[[ Data to use open ]]

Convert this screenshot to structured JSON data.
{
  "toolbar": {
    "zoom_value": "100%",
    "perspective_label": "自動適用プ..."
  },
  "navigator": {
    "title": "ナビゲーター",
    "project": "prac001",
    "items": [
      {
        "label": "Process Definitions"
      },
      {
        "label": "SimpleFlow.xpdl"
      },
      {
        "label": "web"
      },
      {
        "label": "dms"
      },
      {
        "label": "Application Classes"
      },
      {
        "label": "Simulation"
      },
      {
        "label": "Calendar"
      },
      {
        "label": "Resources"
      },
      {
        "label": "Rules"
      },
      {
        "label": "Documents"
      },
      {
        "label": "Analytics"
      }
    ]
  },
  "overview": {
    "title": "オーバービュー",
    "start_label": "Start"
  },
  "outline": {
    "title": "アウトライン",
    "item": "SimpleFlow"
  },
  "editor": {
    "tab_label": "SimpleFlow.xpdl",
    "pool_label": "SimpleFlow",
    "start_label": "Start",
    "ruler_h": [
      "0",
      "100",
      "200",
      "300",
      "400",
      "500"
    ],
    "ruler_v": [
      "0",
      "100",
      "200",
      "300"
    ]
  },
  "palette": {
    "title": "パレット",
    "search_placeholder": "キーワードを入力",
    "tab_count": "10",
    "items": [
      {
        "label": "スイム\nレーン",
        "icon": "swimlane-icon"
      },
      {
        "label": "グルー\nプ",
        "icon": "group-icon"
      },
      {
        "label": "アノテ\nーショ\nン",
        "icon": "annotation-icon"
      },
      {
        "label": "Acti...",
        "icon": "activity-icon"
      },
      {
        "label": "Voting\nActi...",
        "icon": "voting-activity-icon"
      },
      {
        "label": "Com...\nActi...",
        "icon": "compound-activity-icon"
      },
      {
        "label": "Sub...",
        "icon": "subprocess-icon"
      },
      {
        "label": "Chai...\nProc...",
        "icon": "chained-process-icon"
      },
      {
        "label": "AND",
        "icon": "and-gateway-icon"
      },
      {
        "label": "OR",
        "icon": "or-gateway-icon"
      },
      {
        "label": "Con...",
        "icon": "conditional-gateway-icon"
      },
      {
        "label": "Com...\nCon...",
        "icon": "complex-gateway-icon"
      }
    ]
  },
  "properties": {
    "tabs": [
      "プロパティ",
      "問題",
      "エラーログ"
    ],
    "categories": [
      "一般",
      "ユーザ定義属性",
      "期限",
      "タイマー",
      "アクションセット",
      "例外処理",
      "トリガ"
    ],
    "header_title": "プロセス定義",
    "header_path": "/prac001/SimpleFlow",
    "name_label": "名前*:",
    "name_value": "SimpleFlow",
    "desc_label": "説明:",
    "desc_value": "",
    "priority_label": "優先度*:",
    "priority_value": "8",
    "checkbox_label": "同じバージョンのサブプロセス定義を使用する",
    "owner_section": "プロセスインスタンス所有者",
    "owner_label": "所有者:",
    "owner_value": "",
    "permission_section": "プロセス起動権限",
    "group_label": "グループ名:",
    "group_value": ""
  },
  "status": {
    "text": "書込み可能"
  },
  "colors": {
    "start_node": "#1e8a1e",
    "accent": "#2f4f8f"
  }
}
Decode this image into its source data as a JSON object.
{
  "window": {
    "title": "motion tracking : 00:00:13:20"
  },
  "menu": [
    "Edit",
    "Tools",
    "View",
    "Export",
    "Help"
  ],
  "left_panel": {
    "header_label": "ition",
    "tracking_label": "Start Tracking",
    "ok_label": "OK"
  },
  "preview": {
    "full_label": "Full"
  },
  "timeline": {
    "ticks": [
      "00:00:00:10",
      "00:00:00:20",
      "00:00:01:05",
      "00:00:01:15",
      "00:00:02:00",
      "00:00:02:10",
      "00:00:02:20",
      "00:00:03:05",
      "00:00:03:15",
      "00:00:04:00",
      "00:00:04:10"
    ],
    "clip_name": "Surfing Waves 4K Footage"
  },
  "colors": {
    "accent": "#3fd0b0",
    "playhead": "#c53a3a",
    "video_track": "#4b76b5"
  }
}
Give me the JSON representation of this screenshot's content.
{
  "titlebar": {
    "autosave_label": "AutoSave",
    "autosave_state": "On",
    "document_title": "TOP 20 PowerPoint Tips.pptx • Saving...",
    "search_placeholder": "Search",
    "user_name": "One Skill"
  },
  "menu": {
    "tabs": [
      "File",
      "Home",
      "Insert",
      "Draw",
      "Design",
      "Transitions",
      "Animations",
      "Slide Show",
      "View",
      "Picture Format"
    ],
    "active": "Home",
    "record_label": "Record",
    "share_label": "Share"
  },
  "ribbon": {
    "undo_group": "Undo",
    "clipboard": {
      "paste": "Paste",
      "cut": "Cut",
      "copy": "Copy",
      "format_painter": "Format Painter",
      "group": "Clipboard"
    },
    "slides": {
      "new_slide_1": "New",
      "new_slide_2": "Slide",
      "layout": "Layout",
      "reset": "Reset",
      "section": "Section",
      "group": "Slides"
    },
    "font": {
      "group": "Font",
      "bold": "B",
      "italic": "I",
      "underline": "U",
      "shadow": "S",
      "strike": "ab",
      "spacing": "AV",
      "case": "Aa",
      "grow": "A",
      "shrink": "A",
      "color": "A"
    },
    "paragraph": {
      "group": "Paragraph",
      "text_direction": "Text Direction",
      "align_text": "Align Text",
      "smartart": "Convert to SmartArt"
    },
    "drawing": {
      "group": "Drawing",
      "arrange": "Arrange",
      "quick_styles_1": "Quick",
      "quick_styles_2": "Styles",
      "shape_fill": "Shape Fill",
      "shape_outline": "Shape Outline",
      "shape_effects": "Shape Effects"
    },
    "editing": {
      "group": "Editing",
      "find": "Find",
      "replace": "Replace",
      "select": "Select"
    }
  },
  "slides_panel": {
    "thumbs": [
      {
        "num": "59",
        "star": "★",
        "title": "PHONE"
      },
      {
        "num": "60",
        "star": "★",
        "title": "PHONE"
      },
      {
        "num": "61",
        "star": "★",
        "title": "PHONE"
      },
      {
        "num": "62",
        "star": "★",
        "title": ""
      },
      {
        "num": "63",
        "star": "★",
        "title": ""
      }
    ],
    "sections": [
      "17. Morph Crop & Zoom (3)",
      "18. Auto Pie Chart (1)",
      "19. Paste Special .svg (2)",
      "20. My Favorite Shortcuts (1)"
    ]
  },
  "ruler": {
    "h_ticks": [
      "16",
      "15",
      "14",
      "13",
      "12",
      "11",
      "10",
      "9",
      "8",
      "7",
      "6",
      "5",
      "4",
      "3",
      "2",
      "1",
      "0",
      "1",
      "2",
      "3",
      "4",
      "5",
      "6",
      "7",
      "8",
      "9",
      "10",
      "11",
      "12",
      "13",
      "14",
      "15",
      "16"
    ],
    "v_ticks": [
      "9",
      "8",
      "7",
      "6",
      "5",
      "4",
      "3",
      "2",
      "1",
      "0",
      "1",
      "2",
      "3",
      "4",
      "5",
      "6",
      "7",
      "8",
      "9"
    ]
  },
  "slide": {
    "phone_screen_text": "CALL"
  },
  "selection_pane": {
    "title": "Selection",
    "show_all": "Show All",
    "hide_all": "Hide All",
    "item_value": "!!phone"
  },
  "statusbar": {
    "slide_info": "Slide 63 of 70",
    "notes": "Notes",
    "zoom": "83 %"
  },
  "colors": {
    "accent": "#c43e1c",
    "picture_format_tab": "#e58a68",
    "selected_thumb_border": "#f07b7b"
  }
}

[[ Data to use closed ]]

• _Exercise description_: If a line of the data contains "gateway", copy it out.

• _Task result_:
        "icon": "and-gateway-icon"
        "icon": "or-gateway-icon"
        "icon": "conditional-gateway-icon"
        "icon": "complex-gateway-icon"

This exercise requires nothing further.